When you use a cell phone to correspond with another person, to browse the internet or to shop online, it might store a certain amount of data. The internet creates and archives a history. You might also use services outside your phone to store data, such as iCloud. Perhaps, you use a pass code to protect privacy and keep people from being able to access the contents of your cell phone. What if a New York police officer wants you to hand over your phone?
Maybe police suspect you of a crime or think you have filmed someone or something that may be evidence of criminal activity. It’s critical that you know your rights and how to protect them, especially if law enforcement officers want to search your cell phone.
Access may be possible without physical possession of a phone
It might not even be necessary that you physically hand over your cell phone for police to gain access to its contents. This is because a lot of information connected to your phone might be in external storage.

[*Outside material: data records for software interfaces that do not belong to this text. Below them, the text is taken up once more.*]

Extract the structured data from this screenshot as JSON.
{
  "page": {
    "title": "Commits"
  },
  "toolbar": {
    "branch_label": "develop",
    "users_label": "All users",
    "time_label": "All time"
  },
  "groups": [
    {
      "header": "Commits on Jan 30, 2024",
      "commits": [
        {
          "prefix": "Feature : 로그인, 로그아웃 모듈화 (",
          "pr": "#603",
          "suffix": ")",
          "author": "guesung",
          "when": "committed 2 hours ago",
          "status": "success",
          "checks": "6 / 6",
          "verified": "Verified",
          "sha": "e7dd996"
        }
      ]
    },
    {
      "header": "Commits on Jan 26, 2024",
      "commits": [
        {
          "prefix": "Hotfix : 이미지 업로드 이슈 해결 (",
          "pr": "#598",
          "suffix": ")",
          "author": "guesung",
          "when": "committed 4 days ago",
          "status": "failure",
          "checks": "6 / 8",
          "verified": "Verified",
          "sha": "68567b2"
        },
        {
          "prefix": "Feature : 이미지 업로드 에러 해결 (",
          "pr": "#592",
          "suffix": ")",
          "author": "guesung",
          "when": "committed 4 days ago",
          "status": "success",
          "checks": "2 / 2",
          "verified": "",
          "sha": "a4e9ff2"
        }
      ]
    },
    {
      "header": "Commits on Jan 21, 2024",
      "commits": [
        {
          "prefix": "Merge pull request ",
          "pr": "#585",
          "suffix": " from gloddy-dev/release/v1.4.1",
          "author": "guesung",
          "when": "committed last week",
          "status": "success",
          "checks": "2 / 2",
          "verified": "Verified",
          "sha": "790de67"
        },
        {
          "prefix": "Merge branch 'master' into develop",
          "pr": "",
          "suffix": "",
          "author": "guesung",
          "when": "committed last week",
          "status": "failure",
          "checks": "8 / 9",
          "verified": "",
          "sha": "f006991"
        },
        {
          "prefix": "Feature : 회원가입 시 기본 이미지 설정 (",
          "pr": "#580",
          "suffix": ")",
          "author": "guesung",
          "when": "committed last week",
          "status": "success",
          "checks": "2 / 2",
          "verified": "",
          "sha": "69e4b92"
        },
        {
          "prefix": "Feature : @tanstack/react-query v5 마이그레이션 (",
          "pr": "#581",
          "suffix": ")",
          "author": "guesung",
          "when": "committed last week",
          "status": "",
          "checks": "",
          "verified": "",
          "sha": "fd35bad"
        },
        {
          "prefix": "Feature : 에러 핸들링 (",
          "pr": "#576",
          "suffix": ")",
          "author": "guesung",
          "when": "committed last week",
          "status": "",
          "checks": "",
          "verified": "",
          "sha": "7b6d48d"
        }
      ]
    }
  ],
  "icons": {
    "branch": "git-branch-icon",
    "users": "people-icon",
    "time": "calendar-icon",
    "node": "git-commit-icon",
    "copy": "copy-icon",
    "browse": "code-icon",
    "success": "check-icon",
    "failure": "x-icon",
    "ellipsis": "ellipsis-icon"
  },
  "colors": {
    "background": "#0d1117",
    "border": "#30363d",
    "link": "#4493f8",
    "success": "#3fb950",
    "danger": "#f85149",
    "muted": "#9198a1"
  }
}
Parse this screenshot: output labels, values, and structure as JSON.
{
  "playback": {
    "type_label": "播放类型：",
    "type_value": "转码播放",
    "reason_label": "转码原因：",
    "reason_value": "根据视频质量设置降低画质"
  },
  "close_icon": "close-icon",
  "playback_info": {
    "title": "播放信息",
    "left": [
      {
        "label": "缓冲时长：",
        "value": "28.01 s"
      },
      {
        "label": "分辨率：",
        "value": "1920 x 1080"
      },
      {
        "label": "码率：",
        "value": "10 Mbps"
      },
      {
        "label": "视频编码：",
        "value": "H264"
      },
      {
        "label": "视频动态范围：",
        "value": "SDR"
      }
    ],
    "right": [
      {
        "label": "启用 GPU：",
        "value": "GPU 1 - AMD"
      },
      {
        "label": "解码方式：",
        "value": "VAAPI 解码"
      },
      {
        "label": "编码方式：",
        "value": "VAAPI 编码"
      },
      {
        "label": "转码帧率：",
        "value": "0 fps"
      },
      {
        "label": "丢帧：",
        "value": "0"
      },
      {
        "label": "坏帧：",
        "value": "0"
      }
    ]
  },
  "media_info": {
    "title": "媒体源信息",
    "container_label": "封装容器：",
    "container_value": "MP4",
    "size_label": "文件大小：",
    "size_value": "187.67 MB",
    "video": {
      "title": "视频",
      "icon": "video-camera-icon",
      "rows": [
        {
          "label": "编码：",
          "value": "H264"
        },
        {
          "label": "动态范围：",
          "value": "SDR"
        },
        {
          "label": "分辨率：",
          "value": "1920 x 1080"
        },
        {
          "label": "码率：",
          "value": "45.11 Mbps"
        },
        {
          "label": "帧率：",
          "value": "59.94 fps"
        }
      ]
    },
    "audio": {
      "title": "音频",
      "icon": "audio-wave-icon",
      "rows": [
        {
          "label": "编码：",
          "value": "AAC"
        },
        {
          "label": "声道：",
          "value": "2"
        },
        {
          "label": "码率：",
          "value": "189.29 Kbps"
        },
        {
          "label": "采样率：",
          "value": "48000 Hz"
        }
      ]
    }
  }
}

Also, if you use social media, police can contact the host sites to access things like direct messages you have exchanged with people.
Do they need a warrant?
This is a complex question that doesn’t have a single, definite answer. In most cases, a police officer would need some type of subpoena, a warrant or other valid court order to gain possession of your cell phone, or access information or data created by your use of the phone.
There are certain circumstances, however, where law enforcement officers may be able to access information without your permission or even without a warrant. Perhaps, you exchanged messages with another person. If police ask that person to show them those messages and he or she complies, it’s basically out of your hands.
The Amendments that protect you
The Fourth Amendment of the U.S. Constitution protects you from unlawful search and seizure. The Fifth Amendment protects you from self-incrimination. The latter enables you to invoke silence, meaning you don’t have to speak if you think doing so might incriminate you. Many Civil Rights advocates believe the Fifth Amendment would protect you from having to divulge the pass code to your phone if a police officer asks for it.
The issue is complex, however, because the government might already know the information you do not want to talk about, in which case whether it would be self-incriminating is highly debatable since the information was already known. There are also apps that help break pass codes, which police might use to gain access to a cell phone if you do not say the code aloud.
Protect your rights
There have been cases in numerous state supreme courts regarding defendants’ rights and whether or not police acted lawfully in requesting or accessing cell phone information. New York laws may be different than laws in another state. This is why it’s important to seek clarification ahead of time, so you clearly understand your rights in a given set of circumstances.